**What you will do:** Scan the material below and copy every line holding the word "JSON".

-----

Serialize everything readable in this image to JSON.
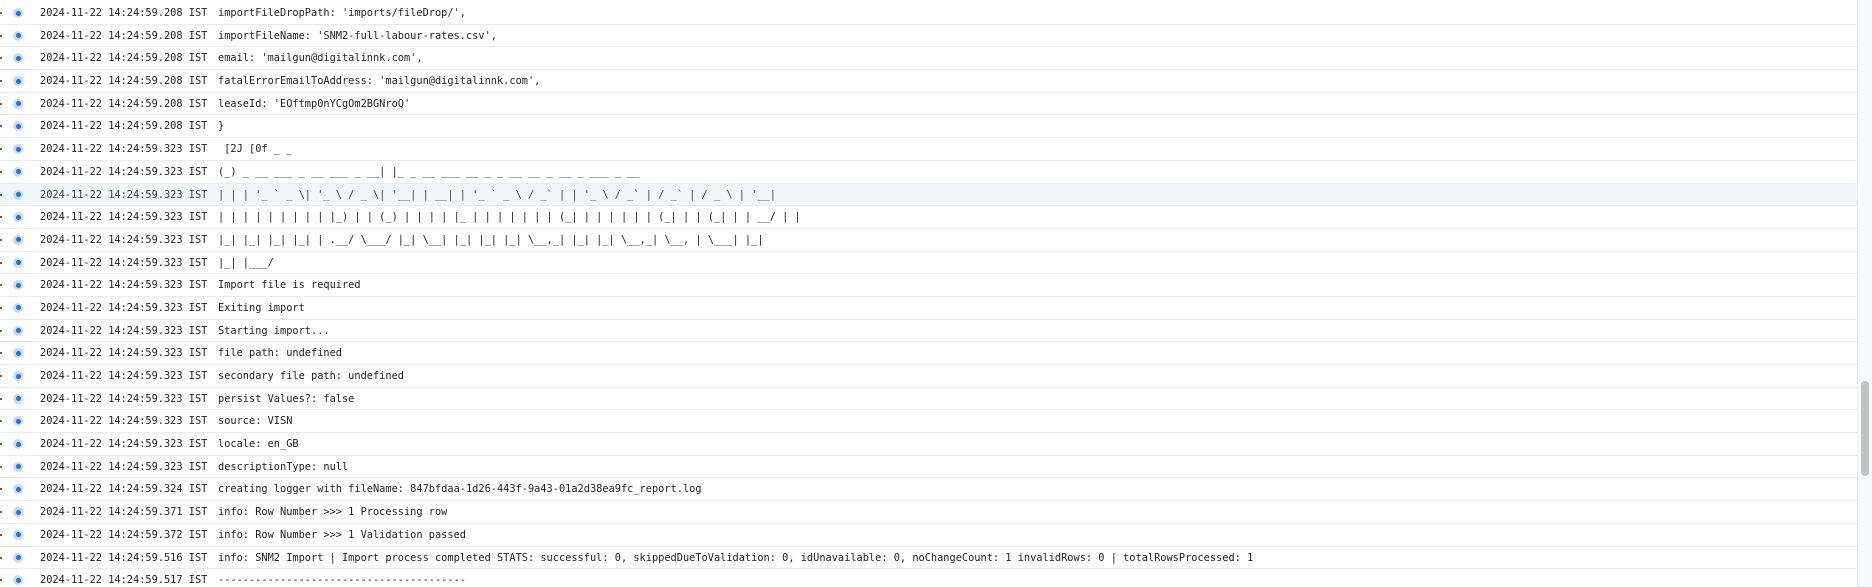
{
  "log_entries": [
    {
      "timestamp": "2024-11-22 14:24:59.208 IST",
      "message": "importFileDropPath: 'imports/fileDrop/',"
    },
    {
      "timestamp": "2024-11-22 14:24:59.208 IST",
      "message": "importFileName: 'SNM2-full-labour-rates.csv',"
    },
    {
      "timestamp": "2024-11-22 14:24:59.208 IST",
      "message": "email: 'mailgun@digitalinnk.com',"
    },
    {
      "timestamp": "2024-11-22 14:24:59.208 IST",
      "message": "fatalErrorEmailToAddress: 'mailgun@digitalinnk.com',"
    },
    {
      "timestamp": "2024-11-22 14:24:59.208 IST",
      "message": "leaseId: 'EOftmp0nYCgOm2BGNroQ'"
    },
    {
      "timestamp": "2024-11-22 14:24:59.208 IST",
      "message": "}"
    },
    {
      "timestamp": "2024-11-22 14:24:59.323 IST",
      "message": " [2J [0f _ _"
    },
    {
      "timestamp": "2024-11-22 14:24:59.323 IST",
      "message": "(_) _ __ ___ _ __ ___ _ __| |_ _ __ ___ __ _ _ __ __ _ __ _ ___ _ __"
    },
    {
      "timestamp": "2024-11-22 14:24:59.323 IST",
      "message": "| | | '_ ` _ \\| '_ \\ / _ \\| '__| | __| | '_ ` _ \\ / _` | | '_ \\ / _` | / _` | / _ \\ | '__|"
    },
    {
      "timestamp": "2024-11-22 14:24:59.323 IST",
      "message": "| | | | | | | | | |_) | | (_) | | | | |_ | | | | | | | (_| | | | | | | (_| | | (_| | | __/ | |"
    },
    {
      "timestamp": "2024-11-22 14:24:59.323 IST",
      "message": "|_| |_| |_| |_| | .__/ \\___/ |_| \\__| |_| |_| |_| \\__,_| |_| |_| \\__,_| \\__, | \\___| |_|"
    },
    {
      "timestamp": "2024-11-22 14:24:59.323 IST",
      "message": "|_| |___/"
    },
    {
      "timestamp": "2024-11-22 14:24:59.323 IST",
      "message": "Import file is required"
    },
    {
      "timestamp": "2024-11-22 14:24:59.323 IST",
      "message": "Exiting import"
    },
    {
      "timestamp": "2024-11-22 14:24:59.323 IST",
      "message": "Starting import..."
    },
    {
      "timestamp": "2024-11-22 14:24:59.323 IST",
      "message": "file path: undefined"
    },
    {
      "timestamp": "2024-11-22 14:24:59.323 IST",
      "message": "secondary file path: undefined"
    },
    {
      "timestamp": "2024-11-22 14:24:59.323 IST",
      "message": "persist Values?: false"
    },
    {
      "timestamp": "2024-11-22 14:24:59.323 IST",
      "message": "source: VISN"
    },
    {
      "timestamp": "2024-11-22 14:24:59.323 IST",
      "message": "locale: en_GB"
    },
    {
      "timestamp": "2024-11-22 14:24:59.323 IST",
      "message": "descriptionType: null"
    },
    {
      "timestamp": "2024-11-22 14:24:59.324 IST",
      "message": "creating logger with fileName: 847bfdaa-1d26-443f-9a43-01a2d38ea9fc_report.log"
    },
    {
      "timestamp": "2024-11-22 14:24:59.371 IST",
      "message": "info: Row Number >>> 1 Processing row"
    },
    {
      "timestamp": "2024-11-22 14:24:59.372 IST",
      "message": "info: Row Number >>> 1 Validation passed"
    },
    {
      "timestamp": "2024-11-22 14:24:59.516 IST",
      "message": "info: SNM2 Import | Import process completed STATS: successful: 0, skippedDueToValidation: 0, idUnavailable: 0, noChangeCount: 1 invalidRows: 0 | totalRowsProcessed: 1"
    },
    {
      "timestamp": "2024-11-22 14:24:59.517 IST",
      "message": "----------------------------------------"
    }
  ],
  "highlighted_row_index": 8,
  "colors": {
    "severity_info": "#1a73e8",
    "row_highlight": "#f1f6fd",
    "row_divider": "#e8eaed",
    "text": "#202124"
  },
  "icons": {
    "severity": "severity-info-icon"
  }
}
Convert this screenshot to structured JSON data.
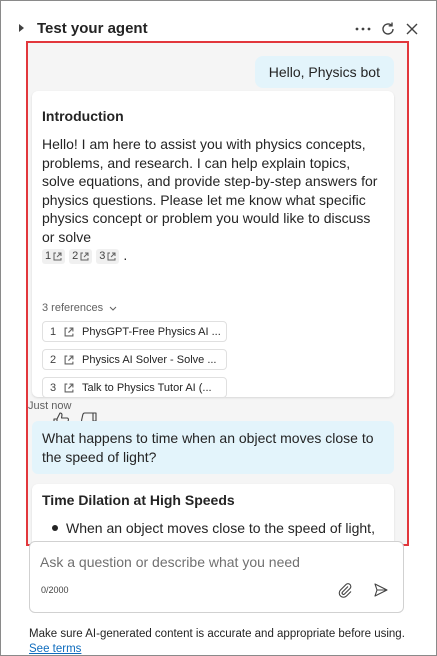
{
  "header": {
    "title": "Test your agent",
    "more_icon": "more-horizontal-icon",
    "refresh_icon": "refresh-icon",
    "close_icon": "close-icon"
  },
  "conversation": {
    "user_message_1": "Hello, Physics bot",
    "bot_reply_1": {
      "heading": "Introduction",
      "body": "Hello! I am here to assist you with physics concepts, problems, and research. I can help explain topics, solve equations, and provide step-by-step answers for physics questions. Please let me know what specific physics concept or problem you would like to discuss or solve",
      "citations": [
        "1",
        "2",
        "3"
      ],
      "period": ".",
      "references_label": "3 references",
      "references": [
        {
          "num": "1",
          "title": "PhysGPT-Free Physics AI ..."
        },
        {
          "num": "2",
          "title": "Physics AI Solver - Solve ..."
        },
        {
          "num": "3",
          "title": "Talk to Physics Tutor AI (..."
        }
      ]
    },
    "timestamp": "Just now",
    "user_message_2": "What happens to time when an object moves close to the speed of light?",
    "bot_reply_2": {
      "heading": "Time Dilation at High Speeds",
      "bullet_1": "When an object moves close to the speed of light,"
    }
  },
  "composer": {
    "placeholder": "Ask a question or describe what you need",
    "char_count": "0/2000"
  },
  "footer": {
    "disclaimer": "Make sure AI-generated content is accurate and appropriate before using.",
    "link": "See terms"
  },
  "colors": {
    "highlight_border": "#e2373c",
    "user_bubble": "#e3f4fb",
    "link": "#0f6cbd"
  }
}
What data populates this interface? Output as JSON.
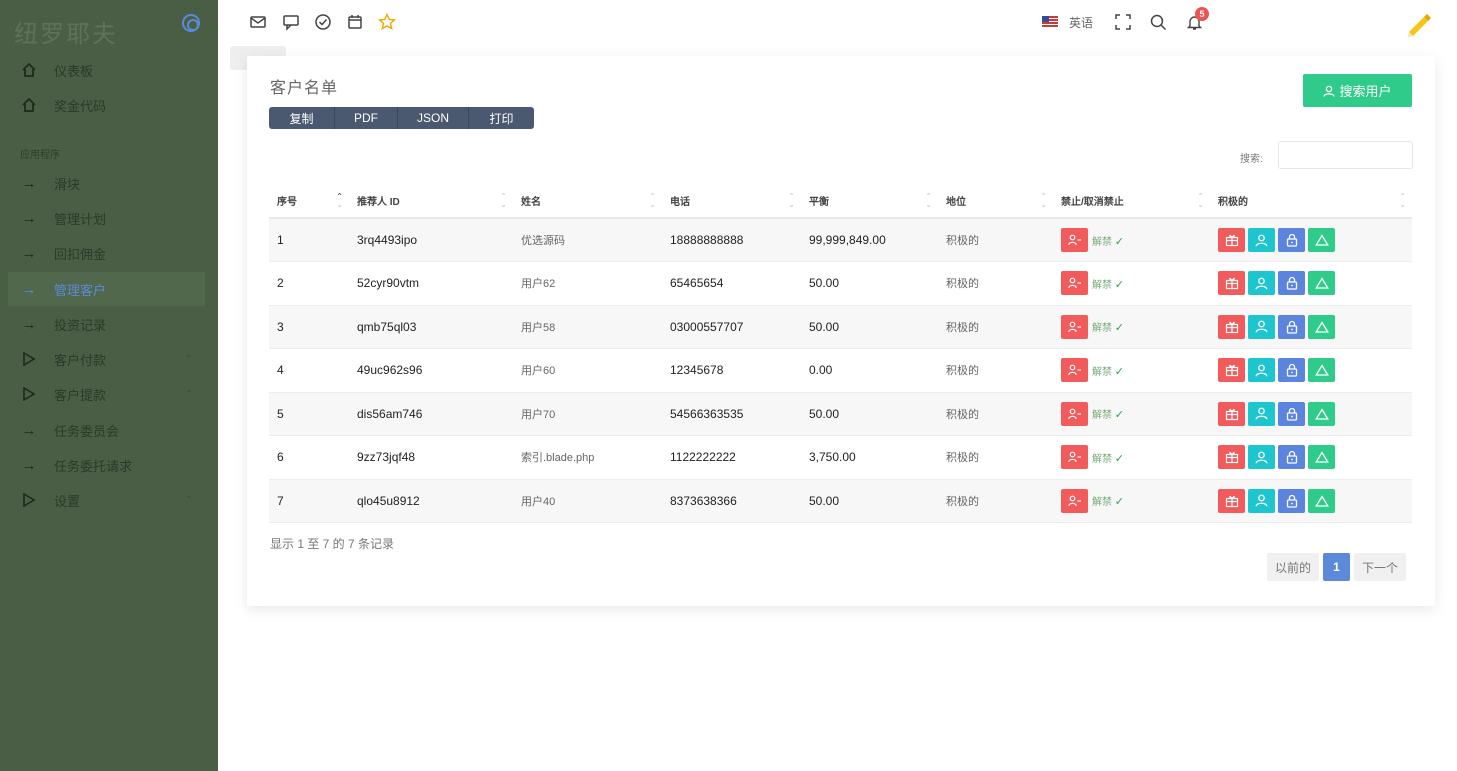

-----

**Exercise response:**
Serialize everything readable in this image to JSON.
Convert this screenshot to structured JSON data.
What data populates this interface? Output as JSON.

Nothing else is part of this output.